Color codes#

Color codes are listed on the left-hand side of a color rule, separated by commas (and optional spaces), as shown in Listing 72. They can set colors either on the boxes named in the boxlisting on the right-hand side of the color rule, or else on the edges incident to those boxes. They can choose from among a fixed palette of colors, as named in Table 14.

Table 14 Color characters#













Color codes are of two kinds: box codes, and edge codes.

Box codes#

A box code names color settings to be applied to every box named in the boxlisting on the right-hand side of the color rule.

A box code is always three characters long. It begins with one of the following two-character sequences:

  • ol: Set the box’s outline color.

  • bg: Set the box’s background color.

The third character is either 0, to remove any existing color, or else one of the color characters from Table 14.


  • olB: Make the outline blue.

  • bgG: Make the background green.

  • bg0: Remove any existing background color.

Edge codes#

An edge code names color settings to be applied to the edges incident to all of the boxes named in the boxlisting on the right-hand side of the color rule.

An edge code is either three or four characters long. The first character selects the type of edge to which the rule will apply:

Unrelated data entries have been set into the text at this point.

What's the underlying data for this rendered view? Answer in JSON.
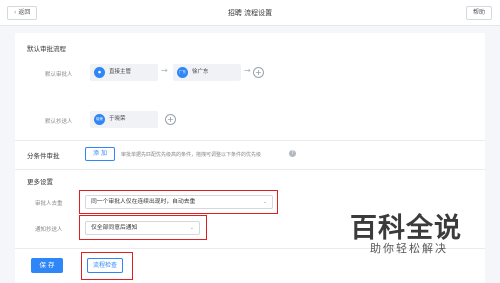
{
  "header": {
    "back_label": "返回",
    "title": "招聘 流程设置",
    "help_label": "帮助"
  },
  "default_flow": {
    "section_title": "默认审批流程",
    "approver_label": "默认审批人",
    "approver_nodes": [
      {
        "avatar_text": "",
        "name": "直接主管"
      },
      {
        "avatar_text": "广东",
        "name": "徐广东"
      }
    ],
    "cc_label": "默认抄送人",
    "cc_nodes": [
      {
        "avatar_text": "晓荣",
        "name": "于晓荣"
      }
    ]
  },
  "conditional": {
    "label": "分条件审批",
    "add_label": "添 加",
    "hint": "审批单据先匹配优先级高的条件，拖拽可调整以下条件的优先级"
  },
  "more_settings": {
    "section_title": "更多设置",
    "dedupe_label": "审批人去重",
    "dedupe_value": "同一个审批人仅在连续出现时，自动去重",
    "notify_label": "通知抄送人",
    "notify_value": "仅全部同意后通知"
  },
  "footer": {
    "save_label": "保 存",
    "check_label": "流程检查"
  },
  "watermark": {
    "main": "百科全说",
    "sub": "助你轻松解决"
  },
  "colors": {
    "accent": "#2f86f6",
    "highlight": "#e02020"
  }
}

  • e: all edges

  • d: just deduction edges

  • f: just flow edges

The second character selects the direction of the edges to which the rule will apply:

  • i: just incoming edges

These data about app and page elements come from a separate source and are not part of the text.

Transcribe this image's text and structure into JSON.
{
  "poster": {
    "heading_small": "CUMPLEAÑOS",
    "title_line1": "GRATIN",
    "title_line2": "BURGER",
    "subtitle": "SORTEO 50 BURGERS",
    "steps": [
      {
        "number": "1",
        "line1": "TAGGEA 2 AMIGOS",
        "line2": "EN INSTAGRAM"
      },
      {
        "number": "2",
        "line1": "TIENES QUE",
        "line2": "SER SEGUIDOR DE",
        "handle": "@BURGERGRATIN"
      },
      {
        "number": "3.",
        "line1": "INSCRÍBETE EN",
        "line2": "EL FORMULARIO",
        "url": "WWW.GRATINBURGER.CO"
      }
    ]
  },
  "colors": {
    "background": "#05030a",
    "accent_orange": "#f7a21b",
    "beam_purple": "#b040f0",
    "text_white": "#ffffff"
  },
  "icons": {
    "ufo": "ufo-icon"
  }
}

  • o: just outgoing edges

  • b: edges in both directions

The third, and possibly fourth, characters set the colors:

  • To erase any existing colors from the selected edges, set the third character equal to 0.

  • To set a single, solid color on the selected edges, set the third character equal to one of the color characters from Table 14.

  • To set a color gradient along the selected edges, set the third and fourth characters equal to two of the color characters from Table 14. The first color will be at the source end of the edges, the second color at the target end (the end with the arrow head).


  • ebB: Make all edges blue.

  • dbG: Make all deduction edges green.

  • diVB: Give all incoming deduction edges a gradient from violet to blue.

  • fo0: Remove any existing color from outgoing flow edges.